BRIEF: Look through the lines below and extract each one that contains "your".

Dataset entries
* * *
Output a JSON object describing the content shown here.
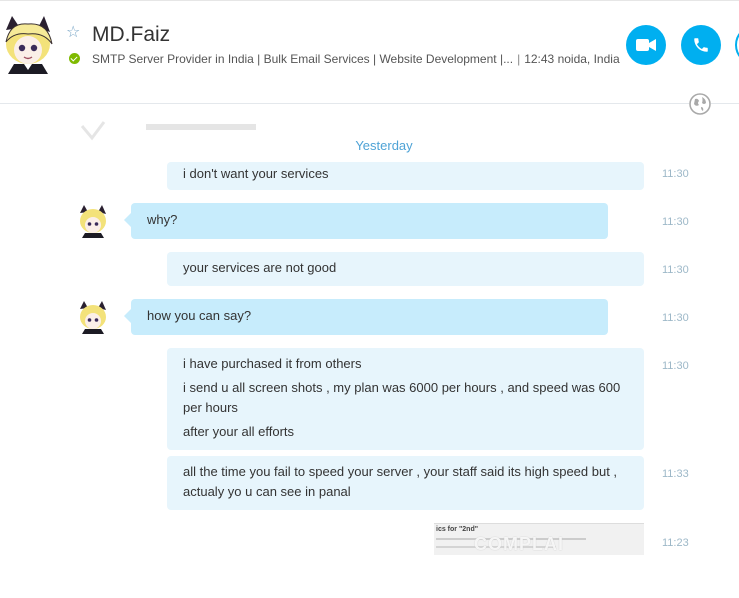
{
  "contact": {
    "name": "MD.Faiz",
    "mood": "SMTP Server Provider in India | Bulk Email Services | Website Development |...",
    "local_time": "12:43 noida, India"
  },
  "chat": {
    "date_separator": "Yesterday",
    "messages": [
      {
        "direction": "out",
        "lines": [
          "i don't want your services"
        ],
        "time": "11:30"
      },
      {
        "direction": "in",
        "lines": [
          "why?"
        ],
        "time": "11:30"
      },
      {
        "direction": "out",
        "lines": [
          "your services are not good"
        ],
        "time": "11:30"
      },
      {
        "direction": "in",
        "lines": [
          "how you can say?"
        ],
        "time": "11:30"
      },
      {
        "direction": "out",
        "lines": [
          "i have purchased it from others",
          "i send u all screen shots , my plan was 6000 per hours , and speed was 600 per hours",
          "after your all efforts"
        ],
        "time": "11:30"
      },
      {
        "direction": "out",
        "lines": [
          "all the time you fail to speed your server , your staff said its high speed but , actualy yo u can see in panal"
        ],
        "time": "11:33"
      }
    ],
    "image_message": {
      "thumb_text": "ics for \"2nd\"",
      "time": "11:23"
    }
  },
  "watermark": "COMPLAI",
  "colors": {
    "accent": "#00aff0",
    "bubble_out": "#e7f5fc",
    "bubble_in": "#c7ecfc",
    "online": "#7fba00"
  },
  "icons": {
    "favorite": "star-outline-icon",
    "video_call": "video-camera-icon",
    "audio_call": "phone-icon",
    "globe": "globe-icon"
  }
}
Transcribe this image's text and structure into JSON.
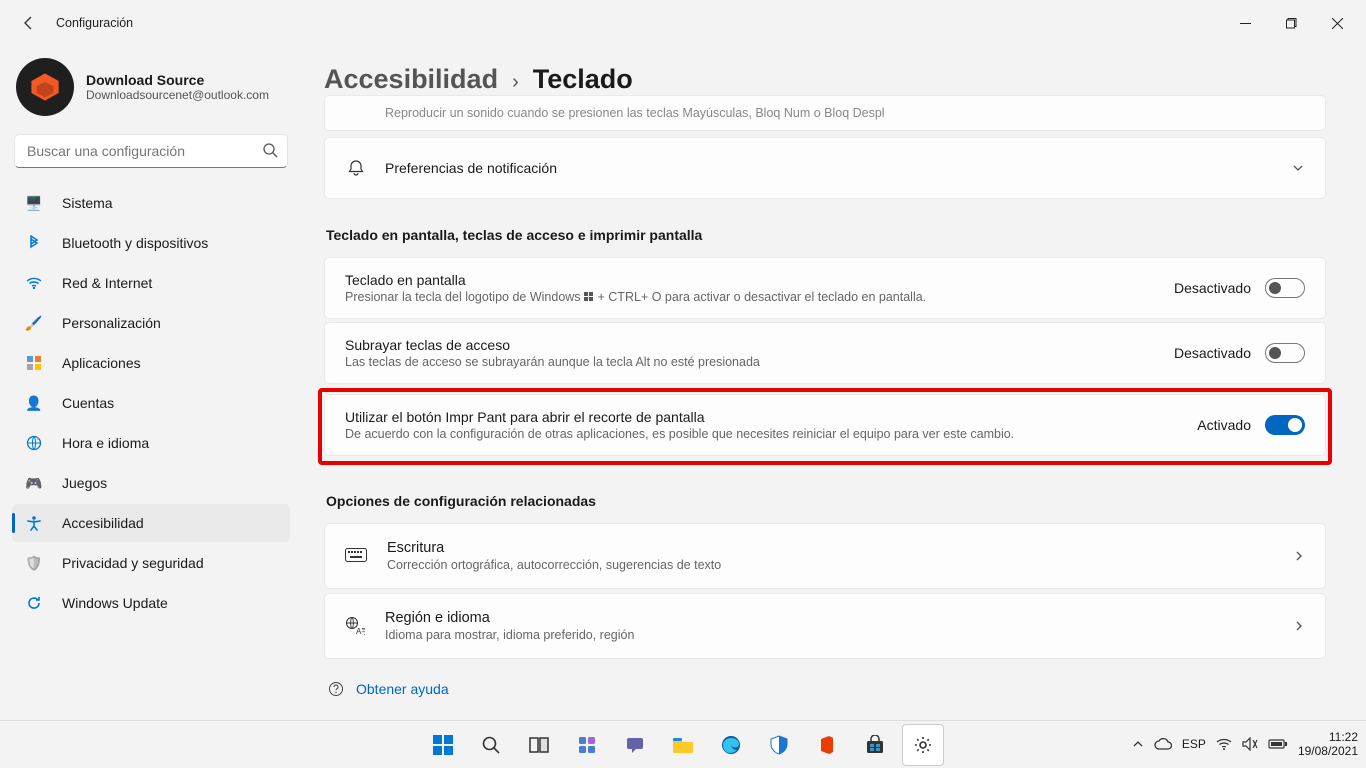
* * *
RESULT FOR THIS TASK:
          "i don't want your services"
          "your services are not good"
          "after your all efforts"
          "all the time you fail to speed your server , your staff said its high speed but , actualy yo u can see in panal"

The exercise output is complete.